[App and web page records]
________________________________________

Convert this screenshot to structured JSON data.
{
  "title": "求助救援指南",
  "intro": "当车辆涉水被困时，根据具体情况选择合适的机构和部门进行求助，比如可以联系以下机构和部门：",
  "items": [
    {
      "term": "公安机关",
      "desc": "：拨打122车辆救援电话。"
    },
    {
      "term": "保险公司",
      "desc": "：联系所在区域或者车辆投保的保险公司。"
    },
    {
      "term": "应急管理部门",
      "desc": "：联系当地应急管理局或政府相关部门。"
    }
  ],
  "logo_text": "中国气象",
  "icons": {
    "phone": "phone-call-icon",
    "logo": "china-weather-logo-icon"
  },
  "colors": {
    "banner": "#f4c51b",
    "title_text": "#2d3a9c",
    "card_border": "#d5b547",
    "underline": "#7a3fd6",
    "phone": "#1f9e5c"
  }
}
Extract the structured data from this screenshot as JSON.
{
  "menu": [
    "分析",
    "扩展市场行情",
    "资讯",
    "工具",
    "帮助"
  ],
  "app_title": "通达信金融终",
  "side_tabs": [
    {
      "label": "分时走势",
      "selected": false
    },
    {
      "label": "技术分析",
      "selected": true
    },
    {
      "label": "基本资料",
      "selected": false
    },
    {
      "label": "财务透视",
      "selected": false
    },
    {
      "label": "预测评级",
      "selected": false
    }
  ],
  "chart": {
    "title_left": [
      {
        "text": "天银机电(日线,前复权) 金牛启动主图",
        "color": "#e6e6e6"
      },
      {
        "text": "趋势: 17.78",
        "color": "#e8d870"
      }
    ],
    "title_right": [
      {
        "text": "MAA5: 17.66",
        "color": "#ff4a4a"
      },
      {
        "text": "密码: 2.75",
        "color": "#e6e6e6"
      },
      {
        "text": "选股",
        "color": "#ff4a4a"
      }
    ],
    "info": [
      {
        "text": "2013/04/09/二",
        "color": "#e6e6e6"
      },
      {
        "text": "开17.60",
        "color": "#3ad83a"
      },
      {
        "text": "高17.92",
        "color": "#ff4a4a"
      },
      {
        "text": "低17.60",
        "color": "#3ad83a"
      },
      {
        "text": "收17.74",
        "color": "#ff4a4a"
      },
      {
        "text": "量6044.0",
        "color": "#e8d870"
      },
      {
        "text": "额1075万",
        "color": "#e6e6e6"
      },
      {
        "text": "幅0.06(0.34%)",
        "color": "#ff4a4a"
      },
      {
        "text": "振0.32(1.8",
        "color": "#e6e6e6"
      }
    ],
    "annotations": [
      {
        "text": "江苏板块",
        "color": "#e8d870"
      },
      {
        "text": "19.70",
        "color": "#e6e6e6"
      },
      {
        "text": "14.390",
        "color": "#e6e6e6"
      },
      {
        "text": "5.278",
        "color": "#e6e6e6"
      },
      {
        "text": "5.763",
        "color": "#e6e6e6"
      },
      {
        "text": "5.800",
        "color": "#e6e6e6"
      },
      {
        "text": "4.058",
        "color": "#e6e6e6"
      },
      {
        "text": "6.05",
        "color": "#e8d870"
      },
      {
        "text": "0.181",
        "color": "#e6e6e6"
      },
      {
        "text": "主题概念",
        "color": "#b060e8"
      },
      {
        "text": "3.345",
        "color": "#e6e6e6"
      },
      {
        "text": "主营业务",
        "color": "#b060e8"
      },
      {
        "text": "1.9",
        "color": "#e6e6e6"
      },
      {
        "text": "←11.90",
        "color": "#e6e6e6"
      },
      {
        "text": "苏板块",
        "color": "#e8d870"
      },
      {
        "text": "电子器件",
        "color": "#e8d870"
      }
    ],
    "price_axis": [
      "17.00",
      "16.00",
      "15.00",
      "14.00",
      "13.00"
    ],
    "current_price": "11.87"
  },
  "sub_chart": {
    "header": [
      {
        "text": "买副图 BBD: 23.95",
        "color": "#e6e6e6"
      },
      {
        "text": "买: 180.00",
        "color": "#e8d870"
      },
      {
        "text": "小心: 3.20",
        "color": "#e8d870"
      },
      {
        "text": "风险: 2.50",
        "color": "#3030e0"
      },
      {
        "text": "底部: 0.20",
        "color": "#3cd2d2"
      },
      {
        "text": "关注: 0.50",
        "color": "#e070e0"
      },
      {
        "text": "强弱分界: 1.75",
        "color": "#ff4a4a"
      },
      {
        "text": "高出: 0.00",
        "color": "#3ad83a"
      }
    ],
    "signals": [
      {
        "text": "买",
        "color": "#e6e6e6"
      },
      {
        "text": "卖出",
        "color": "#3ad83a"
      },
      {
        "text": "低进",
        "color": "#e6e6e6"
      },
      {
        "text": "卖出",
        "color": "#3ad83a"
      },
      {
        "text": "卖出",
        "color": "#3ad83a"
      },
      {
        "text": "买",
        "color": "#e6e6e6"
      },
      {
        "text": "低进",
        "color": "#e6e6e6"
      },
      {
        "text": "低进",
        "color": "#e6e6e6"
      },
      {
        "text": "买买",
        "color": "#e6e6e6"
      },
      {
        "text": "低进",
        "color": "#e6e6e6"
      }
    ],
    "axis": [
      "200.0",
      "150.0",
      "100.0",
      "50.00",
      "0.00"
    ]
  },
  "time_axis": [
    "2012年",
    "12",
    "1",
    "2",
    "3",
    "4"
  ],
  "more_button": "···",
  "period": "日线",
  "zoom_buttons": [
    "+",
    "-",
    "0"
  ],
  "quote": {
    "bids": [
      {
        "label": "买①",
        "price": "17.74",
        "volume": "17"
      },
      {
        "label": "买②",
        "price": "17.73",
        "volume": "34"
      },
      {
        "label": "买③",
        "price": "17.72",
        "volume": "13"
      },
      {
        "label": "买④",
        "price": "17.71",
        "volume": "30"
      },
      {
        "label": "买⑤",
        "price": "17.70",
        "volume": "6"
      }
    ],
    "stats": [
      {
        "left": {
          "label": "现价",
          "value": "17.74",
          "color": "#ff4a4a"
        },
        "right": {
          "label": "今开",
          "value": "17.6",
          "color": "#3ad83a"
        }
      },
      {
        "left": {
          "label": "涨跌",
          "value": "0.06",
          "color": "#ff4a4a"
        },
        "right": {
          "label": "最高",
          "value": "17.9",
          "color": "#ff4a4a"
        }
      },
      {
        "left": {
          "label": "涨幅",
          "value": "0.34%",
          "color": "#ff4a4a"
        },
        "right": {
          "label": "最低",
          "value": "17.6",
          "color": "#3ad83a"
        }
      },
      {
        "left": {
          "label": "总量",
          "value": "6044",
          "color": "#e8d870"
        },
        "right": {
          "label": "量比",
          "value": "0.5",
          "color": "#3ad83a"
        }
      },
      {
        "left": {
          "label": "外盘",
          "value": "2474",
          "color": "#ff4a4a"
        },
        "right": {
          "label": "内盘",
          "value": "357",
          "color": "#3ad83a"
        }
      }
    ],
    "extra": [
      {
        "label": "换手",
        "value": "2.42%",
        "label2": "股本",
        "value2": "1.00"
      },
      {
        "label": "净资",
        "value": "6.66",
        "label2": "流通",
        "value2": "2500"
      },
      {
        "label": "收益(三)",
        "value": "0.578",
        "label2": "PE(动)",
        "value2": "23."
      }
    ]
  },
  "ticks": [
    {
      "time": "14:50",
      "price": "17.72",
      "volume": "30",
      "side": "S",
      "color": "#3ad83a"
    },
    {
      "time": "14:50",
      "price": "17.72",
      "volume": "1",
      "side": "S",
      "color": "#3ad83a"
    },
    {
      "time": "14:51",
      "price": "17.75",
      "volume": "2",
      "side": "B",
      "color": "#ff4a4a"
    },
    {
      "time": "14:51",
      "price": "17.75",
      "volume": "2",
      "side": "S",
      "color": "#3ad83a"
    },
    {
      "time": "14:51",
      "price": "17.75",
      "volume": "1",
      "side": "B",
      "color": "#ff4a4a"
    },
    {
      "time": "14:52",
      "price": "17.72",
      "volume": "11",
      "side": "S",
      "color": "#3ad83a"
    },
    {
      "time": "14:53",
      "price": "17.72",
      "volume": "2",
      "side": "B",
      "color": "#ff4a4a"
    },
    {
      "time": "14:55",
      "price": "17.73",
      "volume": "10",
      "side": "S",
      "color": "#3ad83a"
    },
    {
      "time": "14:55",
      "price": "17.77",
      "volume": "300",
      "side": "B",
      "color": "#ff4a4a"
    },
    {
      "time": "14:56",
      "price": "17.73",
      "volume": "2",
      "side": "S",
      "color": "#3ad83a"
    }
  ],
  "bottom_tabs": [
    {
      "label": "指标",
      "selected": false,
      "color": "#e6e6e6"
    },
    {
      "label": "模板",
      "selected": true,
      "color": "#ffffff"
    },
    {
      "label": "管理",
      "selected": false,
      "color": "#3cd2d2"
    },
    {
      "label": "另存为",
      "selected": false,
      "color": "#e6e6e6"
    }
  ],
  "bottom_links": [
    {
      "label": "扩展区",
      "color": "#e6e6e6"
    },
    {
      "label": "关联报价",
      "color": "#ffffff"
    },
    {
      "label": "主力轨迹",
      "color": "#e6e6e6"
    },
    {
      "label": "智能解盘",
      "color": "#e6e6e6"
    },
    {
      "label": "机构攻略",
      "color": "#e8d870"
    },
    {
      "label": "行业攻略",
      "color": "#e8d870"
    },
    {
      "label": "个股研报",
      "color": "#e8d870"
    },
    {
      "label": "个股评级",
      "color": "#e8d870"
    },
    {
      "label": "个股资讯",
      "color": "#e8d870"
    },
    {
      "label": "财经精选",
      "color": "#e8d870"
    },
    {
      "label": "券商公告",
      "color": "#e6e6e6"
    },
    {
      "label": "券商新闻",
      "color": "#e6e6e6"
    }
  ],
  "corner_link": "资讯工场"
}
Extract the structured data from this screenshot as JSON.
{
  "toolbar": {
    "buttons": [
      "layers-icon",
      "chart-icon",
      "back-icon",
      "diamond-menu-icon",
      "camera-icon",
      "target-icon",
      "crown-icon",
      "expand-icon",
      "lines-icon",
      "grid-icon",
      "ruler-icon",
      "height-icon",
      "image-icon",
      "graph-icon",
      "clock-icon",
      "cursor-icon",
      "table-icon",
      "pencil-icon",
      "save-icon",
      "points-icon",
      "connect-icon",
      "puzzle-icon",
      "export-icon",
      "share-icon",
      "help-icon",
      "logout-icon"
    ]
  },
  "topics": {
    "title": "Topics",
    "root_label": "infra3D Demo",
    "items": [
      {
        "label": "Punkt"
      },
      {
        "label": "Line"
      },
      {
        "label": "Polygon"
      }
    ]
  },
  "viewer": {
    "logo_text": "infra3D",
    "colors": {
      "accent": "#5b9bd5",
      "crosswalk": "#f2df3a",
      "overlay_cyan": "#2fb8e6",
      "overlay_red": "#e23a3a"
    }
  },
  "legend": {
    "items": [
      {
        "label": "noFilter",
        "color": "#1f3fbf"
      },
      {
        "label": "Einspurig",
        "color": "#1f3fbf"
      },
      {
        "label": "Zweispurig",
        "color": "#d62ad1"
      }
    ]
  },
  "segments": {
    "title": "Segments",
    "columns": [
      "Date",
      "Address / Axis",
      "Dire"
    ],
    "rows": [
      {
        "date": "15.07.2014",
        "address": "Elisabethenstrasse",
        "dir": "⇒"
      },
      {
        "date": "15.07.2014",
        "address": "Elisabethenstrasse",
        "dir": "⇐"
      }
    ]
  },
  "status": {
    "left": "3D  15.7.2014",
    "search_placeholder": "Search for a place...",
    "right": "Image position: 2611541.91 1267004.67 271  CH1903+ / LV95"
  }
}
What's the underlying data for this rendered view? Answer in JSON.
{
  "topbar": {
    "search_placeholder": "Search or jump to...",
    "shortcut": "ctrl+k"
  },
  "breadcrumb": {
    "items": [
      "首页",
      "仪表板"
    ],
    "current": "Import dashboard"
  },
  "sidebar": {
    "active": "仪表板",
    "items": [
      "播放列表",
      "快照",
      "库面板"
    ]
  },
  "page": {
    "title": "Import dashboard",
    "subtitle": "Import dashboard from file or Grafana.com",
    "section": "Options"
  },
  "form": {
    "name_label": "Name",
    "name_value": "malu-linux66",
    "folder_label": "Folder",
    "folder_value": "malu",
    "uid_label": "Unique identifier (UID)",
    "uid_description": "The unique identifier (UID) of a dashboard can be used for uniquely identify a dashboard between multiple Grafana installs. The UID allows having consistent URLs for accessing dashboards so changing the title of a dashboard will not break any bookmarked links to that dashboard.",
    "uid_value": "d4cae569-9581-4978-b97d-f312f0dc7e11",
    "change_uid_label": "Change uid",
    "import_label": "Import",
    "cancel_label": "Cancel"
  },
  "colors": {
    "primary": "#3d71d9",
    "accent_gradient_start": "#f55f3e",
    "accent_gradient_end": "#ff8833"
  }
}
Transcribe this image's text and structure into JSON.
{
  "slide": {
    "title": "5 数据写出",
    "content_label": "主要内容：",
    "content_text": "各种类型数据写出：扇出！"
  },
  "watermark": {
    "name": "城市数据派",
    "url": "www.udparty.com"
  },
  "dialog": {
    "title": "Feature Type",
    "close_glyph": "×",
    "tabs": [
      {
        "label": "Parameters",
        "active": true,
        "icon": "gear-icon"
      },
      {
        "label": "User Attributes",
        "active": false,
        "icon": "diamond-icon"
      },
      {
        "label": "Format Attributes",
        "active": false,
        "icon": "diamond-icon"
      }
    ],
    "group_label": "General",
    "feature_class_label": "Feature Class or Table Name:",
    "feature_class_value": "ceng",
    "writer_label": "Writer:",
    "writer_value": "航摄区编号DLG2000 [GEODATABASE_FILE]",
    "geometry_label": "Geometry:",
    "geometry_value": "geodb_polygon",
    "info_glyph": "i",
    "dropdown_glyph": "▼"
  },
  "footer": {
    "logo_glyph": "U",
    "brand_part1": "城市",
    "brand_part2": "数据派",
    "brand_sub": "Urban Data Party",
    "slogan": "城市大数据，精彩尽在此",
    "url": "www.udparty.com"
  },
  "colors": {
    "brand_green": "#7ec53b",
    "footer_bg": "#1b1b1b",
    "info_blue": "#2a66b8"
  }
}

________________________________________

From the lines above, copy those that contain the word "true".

      "selected": true
      "selected": true,
        "active": true,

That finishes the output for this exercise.